Much like the entire healthcare system, mental health services in the NHS and wider community are facing unprecedented pressure. Rising demand, increased awareness, and stretched budgets make diagnosing and treating mental health conditions a considerable challenge.
It’s an urgent issue that affects everyone. Last year, mental health patients in Accident & Emergency departments waited more than 5.4 million hours. Vulnerable groups like pregnant women aren’t receiving the care they need—not because of a lack of funding, but because of overwhelmed workforces and chronic understaffing. And those people who do receive treatment are significantly less likely to be satisfied with their experience than those with physical conditions.
Technology like AI and speech recognition has the potential to raise standards of mental health care. For example, recent studies show how speech recognition could be used to detect the signs of depression. However, despite recent advances in AI and natural language processing, there’s just no substitute for the distinct, empathetic role of a mental health professional (MHP).
Mental health specialists routinely go above and beyond to capture the often lengthy context around a patient’s condition. It’s a significant drain on already exhausted medical professionals and Allied Health Professionals (AHPs), not just during the day, but out of hours and during valuable home time. It’s here that technology can be most impactful, not replacing professionals, but enabling them to work more flexibly and focus on what matters most: their patients and their personal time.
A flashpoint for mental health care
The COVID-19 pandemic impacted mental health for the worse, with numerous sacrifices made to combat the virus and widespread uncertainty. Society as a whole saw a groundswell in dormant or entirely new mental health conditions. Mental health professionals were faced with even more work—only completed thanks to their commitment/passion for their work, and a great deal of time and effort.
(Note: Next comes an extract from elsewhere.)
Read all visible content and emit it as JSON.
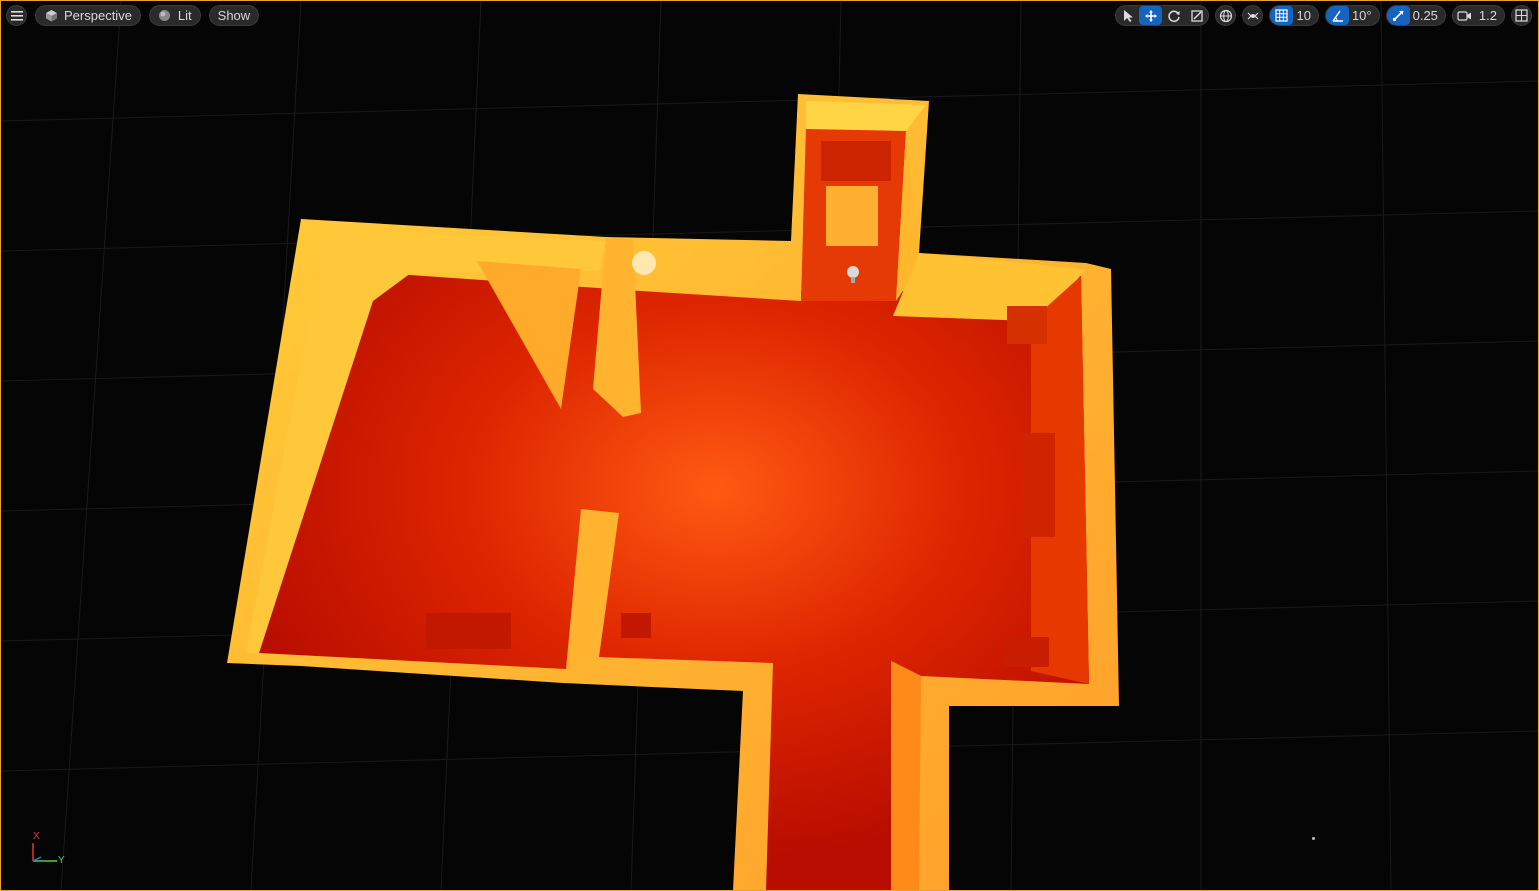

This mental health crisis led to what former Health and Social Care Secretary Sajid Javid described as ‘a decade of change in just two years.’ This quote from a Mental Health Summit speech reflects both the rapid increase in mental health conditions—but also a rapid shift in priorities for the government.
Unfortunately, two years of rapid change can’t undo the damage of decades of underfunding. In January 2023, the UK government pledged £150 million to support urgent mental health care, but health and care providers are already dealing with chronic understaffing. Data from Mind shows that, as far back as 2013, four in ten mental health trusts had staffing levels below benchmarks. More recent reports from the British Medical Association show that the mental health workforce has had little growth in the decade since.
While more investment in mental health provision is welcome, it must be targeted appropriately—and applied consistently. Building highly qualified capacity takes time. Improving the mental health landscape will be a long, arduous process. Those patients suffering with mental health conditions can’t wait for Trusts to find, hire, and grow their resources and human expertise.
Investing in mental health professionals (MHPs)
Investment in patient-facing services will always be vital to transformation, but there’s also a significant opportunity to invest in the capacity that’s already there. This starts with understanding and supporting the overworked mental health teams on the frontlines of the patient experience.
Reported by the CQC, 45% of patients aren’t always given enough time to discuss their needs. This reflects a department under pressure—and that’s pressure that the right technology can alleviate.
The work of mental health professionals is notoriously complex. The role is wide and varied. And professionals need to be multiskilled in providing advice and counselling, behavioural management, and developing strategies for patients to manage their thoughts and emotions. Amid these considerable demands, unwieldy software and slow reporting processes negatively affect quality of care. This is a particularly big challenge in mental health, where collaboration across practitioners is so vital. In an effort to accurately capture the insights a colleague will need, it’s all too easy to overlook the needs of patients themselves.
How Augnito empowers mental health trusts
Developed in close partnership with medical professionals, Augnito delivers integrated, flexible speech recognition—and a more efficient, agile way of working. Mental health teams can switch to using Augnito’s designated mental health vocabulary, capturing all the vital clinical data naturally, descriptively, quickly, and accurately. This frees up time to focus on patients, not admin. More importantly, it reduces reporting that encroaches on home life—often the case at the end of the day when the MHP is finished.
Crucially, Augnito was built for the fast-moving, collaborative nature of healthcare. Patient notes can be captured on any device—Windows, MacOS, smartphone, or tablet—or directly in an existing clinical system. And a focus on security means information can be safely stored, fed into other systems, or securely shared with other teams across healthcare and social care as necessary.
Available in the cloud on a simple subscription basis, Augnito offers:
- Beyond 99% accuracy
- Support for any accent out-of-the-box
- No need for time-consuming voice training
- Faster reporting with average 5% efficiency gains
AI-powered speech recognition like Augnito won’t transform mental health provision itself. But it can transform how MHP’s work every day, enabling them to care for patients with more eye contact, more time to talk and listen, applying more attention to every step along the care journey to improved mental health.
Learn more about Augnito
Augnito is already impacting the patient journey through a growing list of UK reseller and integration partners. Request a demo to try Augnito Spectra for 7 days to see how it can help you.